**SUPPLIED DATA**
━━━━━━━━━━━━━━━━━━━━
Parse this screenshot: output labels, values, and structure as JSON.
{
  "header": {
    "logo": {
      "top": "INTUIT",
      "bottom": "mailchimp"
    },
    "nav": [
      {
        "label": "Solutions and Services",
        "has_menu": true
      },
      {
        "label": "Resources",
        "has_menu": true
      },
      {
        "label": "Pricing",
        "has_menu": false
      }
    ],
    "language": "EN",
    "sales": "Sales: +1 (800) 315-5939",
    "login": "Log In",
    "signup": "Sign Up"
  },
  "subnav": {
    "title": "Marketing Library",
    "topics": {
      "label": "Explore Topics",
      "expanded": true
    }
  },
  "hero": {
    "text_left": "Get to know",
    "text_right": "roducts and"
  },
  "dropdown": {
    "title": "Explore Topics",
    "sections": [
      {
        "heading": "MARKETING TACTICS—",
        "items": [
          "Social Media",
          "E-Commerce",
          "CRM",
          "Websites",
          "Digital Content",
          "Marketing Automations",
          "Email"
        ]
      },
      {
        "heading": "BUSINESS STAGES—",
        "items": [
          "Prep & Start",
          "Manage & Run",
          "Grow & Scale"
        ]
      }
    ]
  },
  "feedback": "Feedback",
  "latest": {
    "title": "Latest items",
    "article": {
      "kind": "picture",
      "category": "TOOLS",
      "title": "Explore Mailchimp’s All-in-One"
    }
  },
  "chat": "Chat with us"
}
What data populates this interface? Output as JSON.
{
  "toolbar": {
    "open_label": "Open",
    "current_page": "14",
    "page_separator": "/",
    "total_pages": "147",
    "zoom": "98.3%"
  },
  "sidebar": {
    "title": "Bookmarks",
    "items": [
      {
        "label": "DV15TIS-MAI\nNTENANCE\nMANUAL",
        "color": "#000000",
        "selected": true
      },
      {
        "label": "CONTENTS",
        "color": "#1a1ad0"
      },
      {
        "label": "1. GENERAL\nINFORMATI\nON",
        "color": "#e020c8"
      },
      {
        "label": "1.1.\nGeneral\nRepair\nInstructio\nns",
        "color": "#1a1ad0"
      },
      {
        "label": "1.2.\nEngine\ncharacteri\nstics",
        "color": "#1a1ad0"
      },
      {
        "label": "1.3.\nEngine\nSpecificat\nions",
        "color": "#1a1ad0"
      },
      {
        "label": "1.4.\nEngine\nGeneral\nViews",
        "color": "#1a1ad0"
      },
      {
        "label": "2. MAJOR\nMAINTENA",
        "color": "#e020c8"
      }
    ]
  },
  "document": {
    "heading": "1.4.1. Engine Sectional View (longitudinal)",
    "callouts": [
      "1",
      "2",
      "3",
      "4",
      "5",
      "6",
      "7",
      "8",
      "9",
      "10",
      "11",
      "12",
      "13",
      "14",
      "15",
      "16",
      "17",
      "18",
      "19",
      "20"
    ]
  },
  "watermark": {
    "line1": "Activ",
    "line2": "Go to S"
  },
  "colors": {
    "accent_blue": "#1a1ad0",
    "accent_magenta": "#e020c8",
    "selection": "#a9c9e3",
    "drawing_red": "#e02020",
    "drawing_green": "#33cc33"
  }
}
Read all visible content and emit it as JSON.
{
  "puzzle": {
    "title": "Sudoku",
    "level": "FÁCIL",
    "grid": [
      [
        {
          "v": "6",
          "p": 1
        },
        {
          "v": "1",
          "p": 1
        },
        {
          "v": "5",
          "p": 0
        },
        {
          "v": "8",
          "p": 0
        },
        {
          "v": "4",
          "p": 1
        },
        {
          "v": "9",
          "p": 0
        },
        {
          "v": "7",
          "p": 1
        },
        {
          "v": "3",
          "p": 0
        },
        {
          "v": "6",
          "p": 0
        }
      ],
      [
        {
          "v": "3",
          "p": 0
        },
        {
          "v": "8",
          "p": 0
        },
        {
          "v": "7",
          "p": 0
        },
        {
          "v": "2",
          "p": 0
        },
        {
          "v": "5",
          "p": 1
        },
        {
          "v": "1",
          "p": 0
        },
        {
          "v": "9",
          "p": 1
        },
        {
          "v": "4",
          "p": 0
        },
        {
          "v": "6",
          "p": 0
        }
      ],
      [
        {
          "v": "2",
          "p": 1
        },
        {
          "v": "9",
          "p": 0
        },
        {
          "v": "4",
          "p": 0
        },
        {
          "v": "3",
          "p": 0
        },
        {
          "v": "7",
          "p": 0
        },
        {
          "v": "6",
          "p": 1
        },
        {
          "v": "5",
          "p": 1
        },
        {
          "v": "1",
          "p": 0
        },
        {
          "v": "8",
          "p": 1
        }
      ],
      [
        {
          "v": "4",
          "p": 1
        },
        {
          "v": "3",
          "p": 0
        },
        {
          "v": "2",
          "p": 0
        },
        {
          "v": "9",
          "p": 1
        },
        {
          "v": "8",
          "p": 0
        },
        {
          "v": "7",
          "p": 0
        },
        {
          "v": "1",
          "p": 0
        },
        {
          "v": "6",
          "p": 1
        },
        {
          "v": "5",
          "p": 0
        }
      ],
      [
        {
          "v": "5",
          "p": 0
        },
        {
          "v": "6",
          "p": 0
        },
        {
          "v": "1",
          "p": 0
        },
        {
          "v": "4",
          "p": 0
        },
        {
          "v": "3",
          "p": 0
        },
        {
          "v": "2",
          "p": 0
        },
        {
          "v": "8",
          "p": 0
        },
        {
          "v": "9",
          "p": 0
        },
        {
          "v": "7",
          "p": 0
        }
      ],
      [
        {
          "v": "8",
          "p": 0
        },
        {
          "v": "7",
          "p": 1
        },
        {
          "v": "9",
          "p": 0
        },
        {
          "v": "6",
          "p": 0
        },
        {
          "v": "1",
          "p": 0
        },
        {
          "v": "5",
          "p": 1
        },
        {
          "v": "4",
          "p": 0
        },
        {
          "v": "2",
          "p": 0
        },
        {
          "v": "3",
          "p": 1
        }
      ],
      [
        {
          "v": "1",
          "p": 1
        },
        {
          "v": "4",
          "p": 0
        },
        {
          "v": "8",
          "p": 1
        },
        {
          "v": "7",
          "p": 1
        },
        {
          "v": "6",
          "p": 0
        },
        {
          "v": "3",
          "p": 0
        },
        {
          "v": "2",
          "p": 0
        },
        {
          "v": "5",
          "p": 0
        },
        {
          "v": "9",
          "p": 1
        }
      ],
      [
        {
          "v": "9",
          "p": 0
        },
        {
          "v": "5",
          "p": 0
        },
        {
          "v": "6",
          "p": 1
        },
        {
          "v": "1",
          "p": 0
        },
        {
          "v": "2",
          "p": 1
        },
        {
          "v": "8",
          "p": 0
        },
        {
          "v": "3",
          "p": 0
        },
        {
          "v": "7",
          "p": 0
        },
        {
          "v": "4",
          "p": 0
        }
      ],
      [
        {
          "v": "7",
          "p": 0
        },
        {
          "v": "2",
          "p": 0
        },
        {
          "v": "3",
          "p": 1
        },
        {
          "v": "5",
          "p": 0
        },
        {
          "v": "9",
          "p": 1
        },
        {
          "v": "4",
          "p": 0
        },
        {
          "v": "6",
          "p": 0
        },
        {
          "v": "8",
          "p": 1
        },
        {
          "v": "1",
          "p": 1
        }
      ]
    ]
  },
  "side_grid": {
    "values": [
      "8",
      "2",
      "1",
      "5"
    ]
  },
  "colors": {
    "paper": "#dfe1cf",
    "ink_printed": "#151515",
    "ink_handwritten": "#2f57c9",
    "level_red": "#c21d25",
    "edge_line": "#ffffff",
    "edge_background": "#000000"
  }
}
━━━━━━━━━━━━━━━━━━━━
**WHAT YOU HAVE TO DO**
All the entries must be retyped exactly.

**ANSWER TO THE EXERCISE**
Parse this screenshot: output labels, values, and structure as JSON.
{
  "header": {
    "logo": {
      "top": "INTUIT",
      "bottom": "mailchimp"
    },
    "nav": [
      {
        "label": "Solutions and Services",
        "has_menu": true
      },
      {
        "label": "Resources",
        "has_menu": true
      },
      {
        "label": "Pricing",
        "has_menu": false
      }
    ],
    "language": "EN",
    "sales": "Sales: +1 (800) 315-5939",
    "login": "Log In",
    "signup": "Sign Up"
  },
  "subnav": {
    "title": "Marketing Library",
    "topics": {
      "label": "Explore Topics",
      "expanded": true
    }
  },
  "hero": {
    "text_left": "Get to know",
    "text_right": "roducts and"
  },
  "dropdown": {
    "title": "Explore Topics",
    "sections": [
      {
        "heading": "MARKETING TACTICS—",
        "items": [
          "Social Media",
          "E-Commerce",
          "CRM",
          "Websites",
          "Digital Content",
          "Marketing Automations",
          "Email"
        ]
      },
      {
        "heading": "BUSINESS STAGES—",
        "items": [
          "Prep & Start",
          "Manage & Run",
          "Grow & Scale"
        ]
      }
    ]
  },
  "feedback": "Feedback",
  "latest": {
    "title": "Latest items",
    "article": {
      "kind": "picture",
      "category": "TOOLS",
      "title": "Explore Mailchimp’s All-in-One"
    }
  },
  "chat": "Chat with us"
}
What data populates this interface? Output as JSON.
{
  "toolbar": {
    "open_label": "Open",
    "current_page": "14",
    "page_separator": "/",
    "total_pages": "147",
    "zoom": "98.3%"
  },
  "sidebar": {
    "title": "Bookmarks",
    "items": [
      {
        "label": "DV15TIS-MAI\nNTENANCE\nMANUAL",
        "color": "#000000",
        "selected": true
      },
      {
        "label": "CONTENTS",
        "color": "#1a1ad0"
      },
      {
        "label": "1. GENERAL\nINFORMATI\nON",
        "color": "#e020c8"
      },
      {
        "label": "1.1.\nGeneral\nRepair\nInstructio\nns",
        "color": "#1a1ad0"
      },
      {
        "label": "1.2.\nEngine\ncharacteri\nstics",
        "color": "#1a1ad0"
      },
      {
        "label": "1.3.\nEngine\nSpecificat\nions",
        "color": "#1a1ad0"
      },
      {
        "label": "1.4.\nEngine\nGeneral\nViews",
        "color": "#1a1ad0"
      },
      {
        "label": "2. MAJOR\nMAINTENA",
        "color": "#e020c8"
      }
    ]
  },
  "document": {
    "heading": "1.4.1. Engine Sectional View (longitudinal)",
    "callouts": [
      "1",
      "2",
      "3",
      "4",
      "5",
      "6",
      "7",
      "8",
      "9",
      "10",
      "11",
      "12",
      "13",
      "14",
      "15",
      "16",
      "17",
      "18",
      "19",
      "20"
    ]
  },
  "watermark": {
    "line1": "Activ",
    "line2": "Go to S"
  },
  "colors": {
    "accent_blue": "#1a1ad0",
    "accent_magenta": "#e020c8",
    "selection": "#a9c9e3",
    "drawing_red": "#e02020",
    "drawing_green": "#33cc33"
  }
}
Read all visible content and emit it as JSON.
{
  "puzzle": {
    "title": "Sudoku",
    "level": "FÁCIL",
    "grid": [
      [
        {
          "v": "6",
          "p": 1
        },
        {
          "v": "1",
          "p": 1
        },
        {
          "v": "5",
          "p": 0
        },
        {
          "v": "8",
          "p": 0
        },
        {
          "v": "4",
          "p": 1
        },
        {
          "v": "9",
          "p": 0
        },
        {
          "v": "7",
          "p": 1
        },
        {
          "v": "3",
          "p": 0
        },
        {
          "v": "6",
          "p": 0
        }
      ],
      [
        {
          "v": "3",
          "p": 0
        },
        {
          "v": "8",
          "p": 0
        },
        {
          "v": "7",
          "p": 0
        },
        {
          "v": "2",
          "p": 0
        },
        {
          "v": "5",
          "p": 1
        },
        {
          "v": "1",
          "p": 0
        },
        {
          "v": "9",
          "p": 1
        },
        {
          "v": "4",
          "p": 0
        },
        {
          "v": "6",
          "p": 0
        }
      ],
      [
        {
          "v": "2",
          "p": 1
        },
        {
          "v": "9",
          "p": 0
        },
        {
          "v": "4",
          "p": 0
        },
        {
          "v": "3",
          "p": 0
        },
        {
          "v": "7",
          "p": 0
        },
        {
          "v": "6",
          "p": 1
        },
        {
          "v": "5",
          "p": 1
        },
        {
          "v": "1",
          "p": 0
        },
        {
          "v": "8",
          "p": 1
        }
      ],
      [
        {
          "v": "4",
          "p": 1
        },
        {
          "v": "3",
          "p": 0
        },
        {
          "v": "2",
          "p": 0
        },
        {
          "v": "9",
          "p": 1
        },
        {
          "v": "8",
          "p": 0
        },
        {
          "v": "7",
          "p": 0
        },
        {
          "v": "1",
          "p": 0
        },
        {
          "v": "6",
          "p": 1
        },
        {
          "v": "5",
          "p": 0
        }
      ],
      [
        {
          "v": "5",
          "p": 0
        },
        {
          "v": "6",
          "p": 0
        },
        {
          "v": "1",
          "p": 0
        },
        {
          "v": "4",
          "p": 0
        },
        {
          "v": "3",
          "p": 0
        },
        {
          "v": "2",
          "p": 0
        },
        {
          "v": "8",
          "p": 0
        },
        {
          "v": "9",
          "p": 0
        },
        {
          "v": "7",
          "p": 0
        }
      ],
      [
        {
          "v": "8",
          "p": 0
        },
        {
          "v": "7",
          "p": 1
        },
        {
          "v": "9",
          "p": 0
        },
        {
          "v": "6",
          "p": 0
        },
        {
          "v": "1",
          "p": 0
        },
        {
          "v": "5",
          "p": 1
        },
        {
          "v": "4",
          "p": 0
        },
        {
          "v": "2",
          "p": 0
        },
        {
          "v": "3",
          "p": 1
        }
      ],
      [
        {
          "v": "1",
          "p": 1
        },
        {
          "v": "4",
          "p": 0
        },
        {
          "v": "8",
          "p": 1
        },
        {
          "v": "7",
          "p": 1
        },
        {
          "v": "6",
          "p": 0
        },
        {
          "v": "3",
          "p": 0
        },
        {
          "v": "2",
          "p": 0
        },
        {
          "v": "5",
          "p": 0
        },
        {
          "v": "9",
          "p": 1
        }
      ],
      [
        {
          "v": "9",
          "p": 0
        },
        {
          "v": "5",
          "p": 0
        },
        {
          "v": "6",
          "p": 1
        },
        {
          "v": "1",
          "p": 0
        },
        {
          "v": "2",
          "p": 1
        },
        {
          "v": "8",
          "p": 0
        },
        {
          "v": "3",
          "p": 0
        },
        {
          "v": "7",
          "p": 0
        },
        {
          "v": "4",
          "p": 0
        }
      ],
      [
        {
          "v": "7",
          "p": 0
        },
        {
          "v": "2",
          "p": 0
        },
        {
          "v": "3",
          "p": 1
        },
        {
          "v": "5",
          "p": 0
        },
        {
          "v": "9",
          "p": 1
        },
        {
          "v": "4",
          "p": 0
        },
        {
          "v": "6",
          "p": 0
        },
        {
          "v": "8",
          "p": 1
        },
        {
          "v": "1",
          "p": 1
        }
      ]
    ]
  },
  "side_grid": {
    "values": [
      "8",
      "2",
      "1",
      "5"
    ]
  },
  "colors": {
    "paper": "#dfe1cf",
    "ink_printed": "#151515",
    "ink_handwritten": "#2f57c9",
    "level_red": "#c21d25",
    "edge_line": "#ffffff",
    "edge_background": "#000000"
  }
}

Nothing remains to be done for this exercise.